Last in a four-part series.

“When Erin Brockovich was already knee-deep into investigating a chromium-six contamination case plaguing the Californian desert town of Hinkley, her boss Ed Masry warned her that he had run into a problem.

‘He pulled me into the law library one day and just said he didn’t think we could go forward,’ Brockovich told The Hill. ‘I was stunned. And I said, ‘Why?’ And he said, ‘Well, there’s a statute of limitations.’’

A statute of limitations — or a law that prohibits legal claims after a prescribed period passes following the harm — can be a decisive factor when it comes to trying, or even taking on, a toxic exposure lawsuit.

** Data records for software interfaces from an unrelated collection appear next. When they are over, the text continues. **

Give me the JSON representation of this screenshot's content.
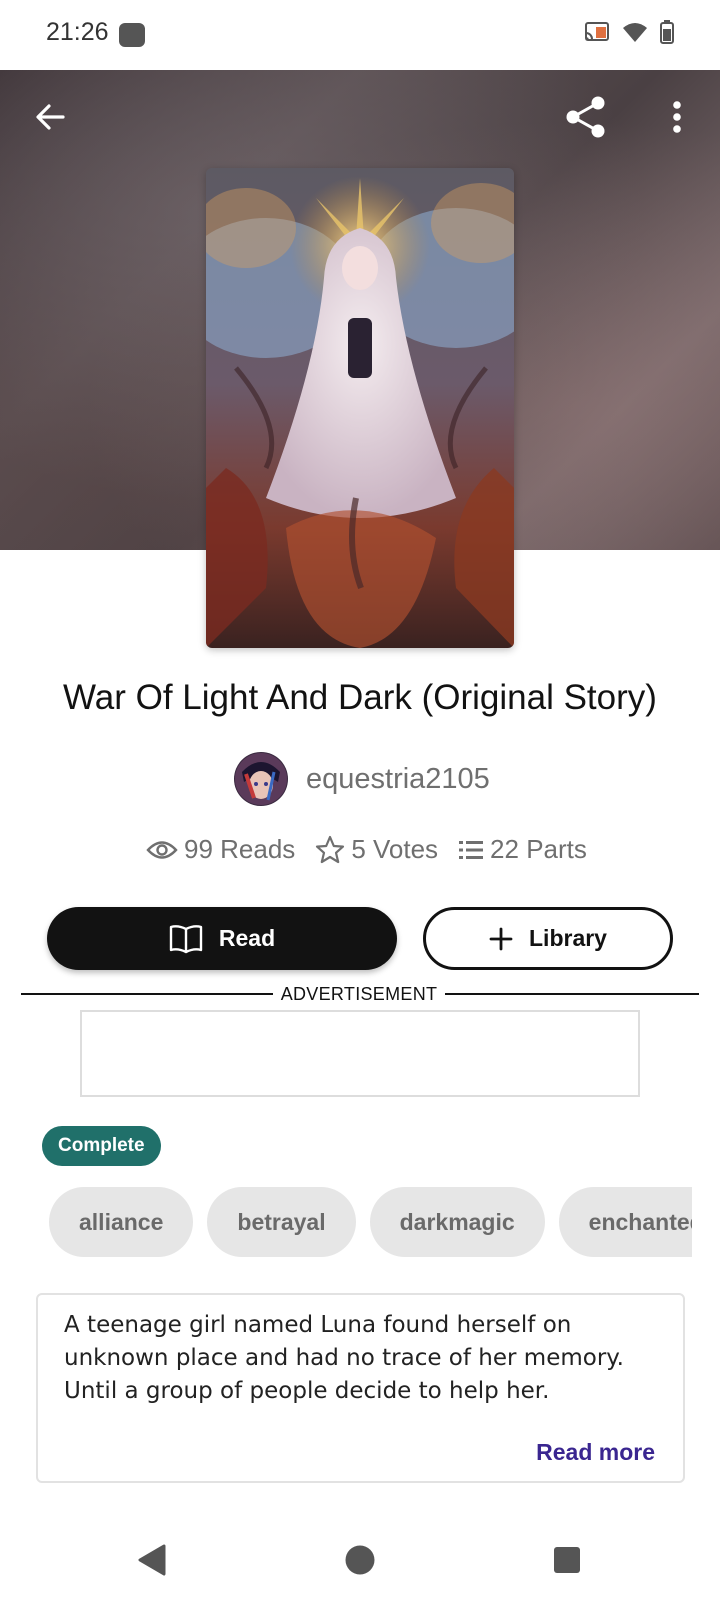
{
  "status_bar": {
    "time": "21:26"
  },
  "header": {
    "back_icon": "arrow-left-icon",
    "share_icon": "share-icon",
    "more_icon": "more-vertical-icon"
  },
  "story": {
    "title": "War Of Light And Dark (Original Story)",
    "author": "equestria2105",
    "stats": {
      "reads": "99 Reads",
      "votes": "5 Votes",
      "parts": "22 Parts"
    },
    "status_badge": "Complete",
    "tags": [
      "alliance",
      "betrayal",
      "darkmagic",
      "enchantedfo"
    ],
    "description": "A teenage girl named Luna found herself on unknown place and had no trace of her memory. Until a group of people decide to help her.",
    "read_more": "Read more"
  },
  "actions": {
    "read_label": "Read",
    "library_label": "Library"
  },
  "ad": {
    "label": "ADVERTISEMENT"
  },
  "colors": {
    "primary": "#121212",
    "complete_badge": "#20706a",
    "read_more": "#3a2690",
    "tag_bg": "#e6e6e6"
  }
}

These restrictions, which vary in length and detail from state to state, are today playing a role in the litigation emerging following community exposure to ‘forever chemicals,’ or per-and polyfluoroalkyl substances (PFAS).

But these statutes have long been a central player in other toxic exposure cases — making an appearance both in Brockovich’s real life and the Hollywood blockbuster film based on it starring Julia Roberts.”…

Check out the prior article in the series.